*App and web page records:*
━━━━━━━━━━━━━━━━━━━━
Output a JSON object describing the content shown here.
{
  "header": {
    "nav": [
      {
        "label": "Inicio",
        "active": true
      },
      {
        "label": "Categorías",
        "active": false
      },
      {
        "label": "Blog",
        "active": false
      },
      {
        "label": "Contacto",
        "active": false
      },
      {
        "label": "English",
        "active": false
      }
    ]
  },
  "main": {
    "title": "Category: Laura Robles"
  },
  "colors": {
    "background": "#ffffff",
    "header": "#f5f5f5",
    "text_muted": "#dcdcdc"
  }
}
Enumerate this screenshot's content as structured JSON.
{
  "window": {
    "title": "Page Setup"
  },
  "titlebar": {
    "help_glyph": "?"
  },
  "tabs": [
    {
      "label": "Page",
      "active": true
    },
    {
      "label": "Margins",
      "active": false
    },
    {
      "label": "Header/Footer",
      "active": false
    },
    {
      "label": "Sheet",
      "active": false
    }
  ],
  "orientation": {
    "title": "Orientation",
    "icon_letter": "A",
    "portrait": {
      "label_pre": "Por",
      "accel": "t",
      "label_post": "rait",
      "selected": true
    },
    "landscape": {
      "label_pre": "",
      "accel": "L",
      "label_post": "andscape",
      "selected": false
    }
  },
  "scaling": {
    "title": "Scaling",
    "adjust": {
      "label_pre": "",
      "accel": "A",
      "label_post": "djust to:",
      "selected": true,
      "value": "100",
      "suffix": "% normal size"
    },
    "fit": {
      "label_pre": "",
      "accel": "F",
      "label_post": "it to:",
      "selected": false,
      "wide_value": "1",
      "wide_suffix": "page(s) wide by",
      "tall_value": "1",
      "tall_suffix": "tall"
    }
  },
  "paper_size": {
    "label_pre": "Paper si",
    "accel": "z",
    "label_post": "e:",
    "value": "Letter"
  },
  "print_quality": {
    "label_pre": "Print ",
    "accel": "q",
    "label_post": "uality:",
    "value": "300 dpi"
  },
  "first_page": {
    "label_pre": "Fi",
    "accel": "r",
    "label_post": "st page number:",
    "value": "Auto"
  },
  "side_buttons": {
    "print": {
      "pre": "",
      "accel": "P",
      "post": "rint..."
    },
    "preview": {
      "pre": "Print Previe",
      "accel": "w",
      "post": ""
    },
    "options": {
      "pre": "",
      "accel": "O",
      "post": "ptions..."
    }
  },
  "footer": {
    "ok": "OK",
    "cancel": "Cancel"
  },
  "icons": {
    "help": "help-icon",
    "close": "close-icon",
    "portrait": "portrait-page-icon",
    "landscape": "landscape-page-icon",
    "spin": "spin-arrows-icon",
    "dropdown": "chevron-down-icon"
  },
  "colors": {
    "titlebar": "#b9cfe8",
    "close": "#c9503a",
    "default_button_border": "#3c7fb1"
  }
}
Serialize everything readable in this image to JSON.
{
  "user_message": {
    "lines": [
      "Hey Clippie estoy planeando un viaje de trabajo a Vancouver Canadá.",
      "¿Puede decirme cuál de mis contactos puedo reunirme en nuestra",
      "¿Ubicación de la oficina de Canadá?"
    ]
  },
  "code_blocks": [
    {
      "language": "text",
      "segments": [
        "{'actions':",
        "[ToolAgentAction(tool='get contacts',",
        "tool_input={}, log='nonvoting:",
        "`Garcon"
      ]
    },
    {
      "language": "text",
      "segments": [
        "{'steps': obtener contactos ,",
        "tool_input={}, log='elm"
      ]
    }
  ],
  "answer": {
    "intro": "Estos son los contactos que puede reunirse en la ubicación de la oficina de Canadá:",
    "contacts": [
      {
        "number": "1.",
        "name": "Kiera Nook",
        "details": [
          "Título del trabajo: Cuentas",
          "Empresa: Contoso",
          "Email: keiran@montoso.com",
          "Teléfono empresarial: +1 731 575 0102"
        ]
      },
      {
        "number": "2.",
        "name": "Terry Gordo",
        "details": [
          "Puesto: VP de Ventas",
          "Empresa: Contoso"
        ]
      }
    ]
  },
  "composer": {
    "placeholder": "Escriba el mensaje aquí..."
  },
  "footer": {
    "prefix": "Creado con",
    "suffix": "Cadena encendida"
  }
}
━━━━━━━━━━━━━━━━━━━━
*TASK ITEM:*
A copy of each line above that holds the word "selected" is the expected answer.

*WRITTEN SOLUTION:*
      "selected": true
      "selected": false
      "selected": true,
      "selected": false,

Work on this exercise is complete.